I'm a law professor, but I generally avoid mentioning this to casual acquaintances, since they're apt to flee upon discovering it. They fear, I suppose, that I might at any moment launch into a tedious exegesis of the Uniform Commercial Code, or begin to elaborate on the fine distinctions between the law of armed conflict and the law concerning the use of force in national self-defense. So I try not to be the female law professor equivalent of "that guy." I try, in other words, to keep from boring everyone to tears with legal analysis.
But sometimes I just can't help it! Particularly when I hear government officials mangle, muddle, manipulate, and murkify the law, as I did at a Senate hearing on law and counterterrorism last week, I find that I just...can't...stop...myself. I have to start ranting and raving.
Because this stuff's important, okay? For some, it literally has life or death implications.
So bear with me while I rant.
On May 16, I testified at a Senate Armed Services Committee hearing. I described this above as a hearing on law and counterterrorism because I was trying to lead you into this gently, but technically, it was a hearing on the law of armed conflict, the use of military force, and the 2001 Authorization for Use of Military Force (AUMF). I know, even the description is snooze-inducing. But stay with me now. Four Pentagon representatives also offered testimony on the legal basis for U.S. targeted killings, but by the end of last week's hearing, I was more confused than ever about precisely what legal authorities the executive branch believes it possesses.
Normally, law professors thrive on confusion: We foment it in the classroom whenever possible. But while confusion is good for the law student soul, it's not so good for the executive branch of the U.S. government, and not so good for democracy or the rule of law.
Once upon a time, President Obama was a law student himself, and he later spent years lecturing at the University of Chicago Law School. He knows -- or certainly should know -- the importance of precision and clarity when it comes to the law.
On Thursday, Obama is set to give a speech at the National Defense University on U.S. counterterrorism policy. During that speech, he's widely expected to address the "legal framework under which we take action against terrorist threats, including the use of drones." It's about time. But will his remarks actually satisfy the rule-of-law concerns that I and many others have raised, or will they, like last week's Senate testimony, just increase the general sense of murk and muddle?
If President Obama were visiting my classroom, here are five questions I'd ask him.
1) Mr. President, what -- if any -- limits do you believe the 2001 AUMF imposes on the use of military force, and what basis does Congress (or the public) have for evaluating whether your administration is respecting those limits?
On its face, the 2001 AUMF authorized the president to use force only against those responsible for the 9/11 attacks, and only for the purpose of preventing future attacks by such organizations against the United States. Yet the United States has reportedly used drone strikes to kill assorted "militants" and "extremists" who have no obvious link to 9/11 and no apparent likelihood of attacking the United States. (Case in point: the members of Somalia's al-Shabab.)

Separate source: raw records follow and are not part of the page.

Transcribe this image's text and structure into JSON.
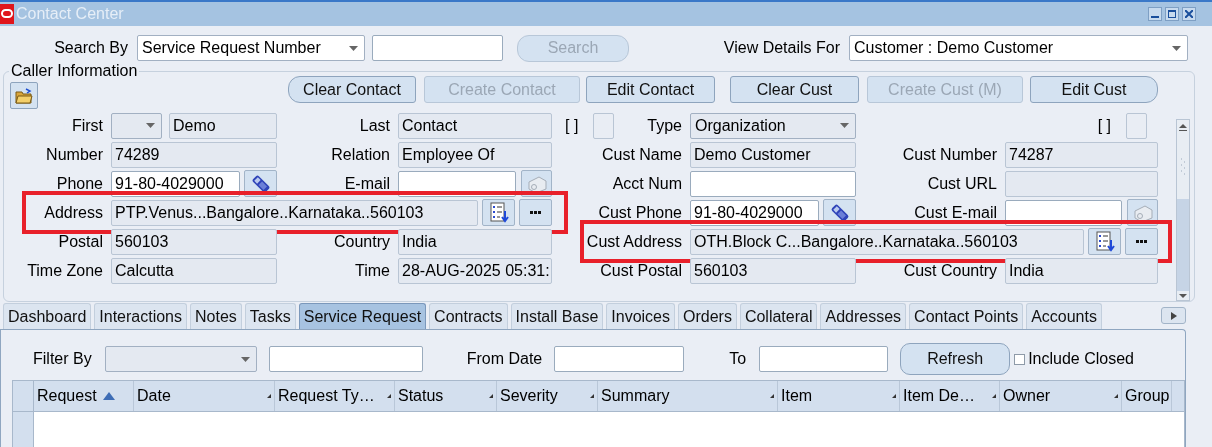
{
  "window": {
    "title": "Contact Center"
  },
  "search": {
    "label": "Search By",
    "by": "Service Request Number",
    "button": {
      "label": "Search",
      "disabled": true
    },
    "view_label": "View Details For",
    "view_value": "Customer : Demo Customer"
  },
  "caller": {
    "title": "Caller Information",
    "buttons": [
      {
        "label": "Clear Contact",
        "disabled": false
      },
      {
        "label": "Create Contact",
        "disabled": true
      },
      {
        "label": "Edit Contact",
        "disabled": false
      },
      {
        "label": "Clear Cust",
        "disabled": false
      },
      {
        "label": "Create Cust (M)",
        "disabled": true
      },
      {
        "label": "Edit Cust",
        "disabled": false
      }
    ],
    "contact_rows": [
      {
        "cells": [
          {
            "kind": "name",
            "label": "First",
            "value": "Demo",
            "editable": false
          },
          {
            "kind": "text",
            "label": "Last",
            "value": "Contact",
            "editable": false
          }
        ]
      },
      {
        "cells": [
          {
            "kind": "text",
            "label": "Number",
            "value": "74289",
            "editable": false
          },
          {
            "kind": "text",
            "label": "Relation",
            "value": "Employee Of",
            "editable": false
          }
        ]
      },
      {
        "cells": [
          {
            "kind": "phone",
            "label": "Phone",
            "value": "91-80-4029000",
            "editable": true
          },
          {
            "kind": "email",
            "label": "E-mail",
            "editable": true
          }
        ]
      },
      {
        "cells": [
          {
            "kind": "address",
            "label": "Address",
            "value": "PTP.Venus...Bangalore..Karnataka..560103",
            "editable": false,
            "highlighted": true
          }
        ]
      },
      {
        "cells": [
          {
            "kind": "text",
            "label": "Postal",
            "value": "560103",
            "editable": false
          },
          {
            "kind": "text",
            "label": "Country",
            "value": "India",
            "editable": false
          }
        ]
      },
      {
        "cells": [
          {
            "kind": "text",
            "label": "Time Zone",
            "value": "Calcutta",
            "editable": false
          },
          {
            "kind": "text",
            "label": "Time",
            "value": "28-AUG-2025 05:31:",
            "editable": false
          }
        ]
      }
    ],
    "customer_rows": [
      {
        "cells": [
          {
            "kind": "select",
            "flag": "[ ]",
            "label": "Type",
            "value": "Organization",
            "editable": false
          },
          {
            "kind": "flag",
            "flag": "[ ]"
          }
        ]
      },
      {
        "cells": [
          {
            "kind": "text",
            "label": "Cust Name",
            "value": "Demo Customer",
            "editable": false
          },
          {
            "kind": "text",
            "label": "Cust Number",
            "value": "74287",
            "editable": false
          }
        ]
      },
      {
        "cells": [
          {
            "kind": "text",
            "label": "Acct Num",
            "editable": true
          },
          {
            "kind": "text",
            "label": "Cust URL",
            "editable": false
          }
        ]
      },
      {
        "cells": [
          {
            "kind": "phone",
            "label": "Cust Phone",
            "value": "91-80-4029000",
            "editable": true
          },
          {
            "kind": "email",
            "label": "Cust E-mail",
            "editable": true
          }
        ]
      },
      {
        "cells": [
          {
            "kind": "address",
            "label": "Cust Address",
            "value": "OTH.Block C...Bangalore..Karnataka..560103",
            "editable": false,
            "highlighted": true
          }
        ]
      },
      {
        "cells": [
          {
            "kind": "text",
            "label": "Cust Postal",
            "value": "560103",
            "editable": false
          },
          {
            "kind": "text",
            "label": "Cust Country",
            "value": "India",
            "editable": false
          }
        ]
      }
    ]
  },
  "tabs": [
    {
      "label": "Dashboard",
      "selected": false
    },
    {
      "label": "Interactions",
      "selected": false
    },
    {
      "label": "Notes",
      "selected": false
    },
    {
      "label": "Tasks",
      "selected": false
    },
    {
      "label": "Service Request",
      "selected": true
    },
    {
      "label": "Contracts",
      "selected": false
    },
    {
      "label": "Install Base",
      "selected": false
    },
    {
      "label": "Invoices",
      "selected": false
    },
    {
      "label": "Orders",
      "selected": false
    },
    {
      "label": "Collateral",
      "selected": false
    },
    {
      "label": "Addresses",
      "selected": false
    },
    {
      "label": "Contact Points",
      "selected": false
    },
    {
      "label": "Accounts",
      "selected": false
    }
  ],
  "filter": {
    "label": "Filter By",
    "from_label": "From Date",
    "to_label": "To",
    "button": "Refresh",
    "include_closed": {
      "label": "Include Closed",
      "checked": false
    }
  },
  "table": {
    "columns": [
      {
        "label": "Request",
        "sorted": true
      },
      {
        "label": "Date",
        "sorted": false
      },
      {
        "label": "Request Ty…",
        "sorted": false
      },
      {
        "label": "Status",
        "sorted": false
      },
      {
        "label": "Severity",
        "sorted": false
      },
      {
        "label": "Summary",
        "sorted": false
      },
      {
        "label": "Item",
        "sorted": false
      },
      {
        "label": "Item De…",
        "sorted": false
      },
      {
        "label": "Owner",
        "sorted": false
      },
      {
        "label": "Group"
      }
    ]
  }
}
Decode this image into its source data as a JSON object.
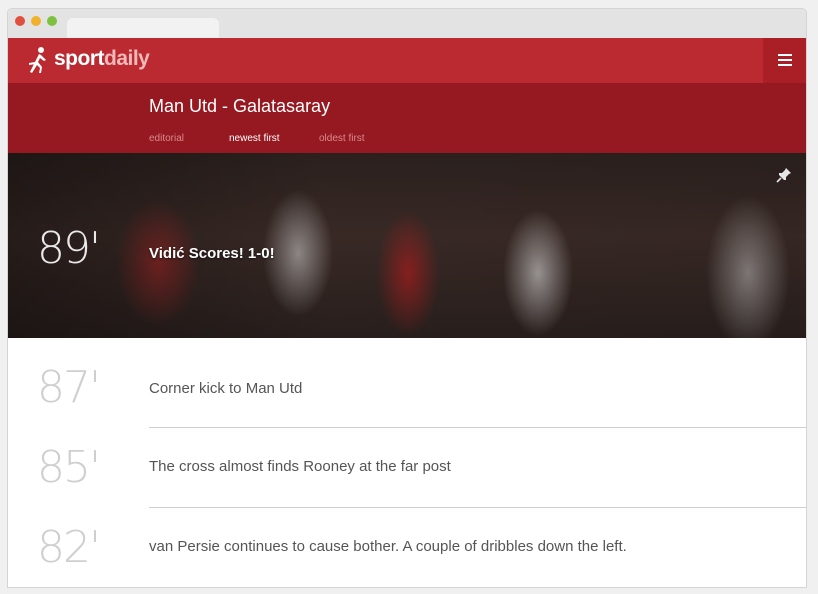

At last week's Senate hearing, administration representatives defended such strikes, distant as they appear to be from anything contemplated by Congress in 2001. In fact, they appeared to believe that the 2001 AUMF implicitly created an open-ended state of war that could potentially extend to al Qaeda's "associates" all around the globe. As long as the target is al Qaeda or its associates, they suggested, the president has, under the AUMF, the domestic legal authority not only to use drone strikes, but to send U.S. ground troops into combat in any country in the world without any additional authorization from Congress.
(Note: Senate hearings are matters of public record, but the full transcript currently remains behind a paywall. Sorry: Freedom isn't free! But if you're feeling really masochistic, you can watch the whole thing on video.)
Consider these exchanges:
When Sen. John McCain asked Acting DOD General Counsel Bob Taylor whether the 2001 AUMF could "be read to authorize lethal force against al Qaeda's associated forces" in countries such as Mali, Libya, and Syria, Taylor replied, "On the domestic law side, yes sir."
Sen. Lindsey Graham upped the ante: "Could we send military members into Yemen to strike against one of these organizations? Does the president have the authority to... put boots on the ground in Yemen?" Yes, Taylor responded, "Under domestic authority, he would have that authority."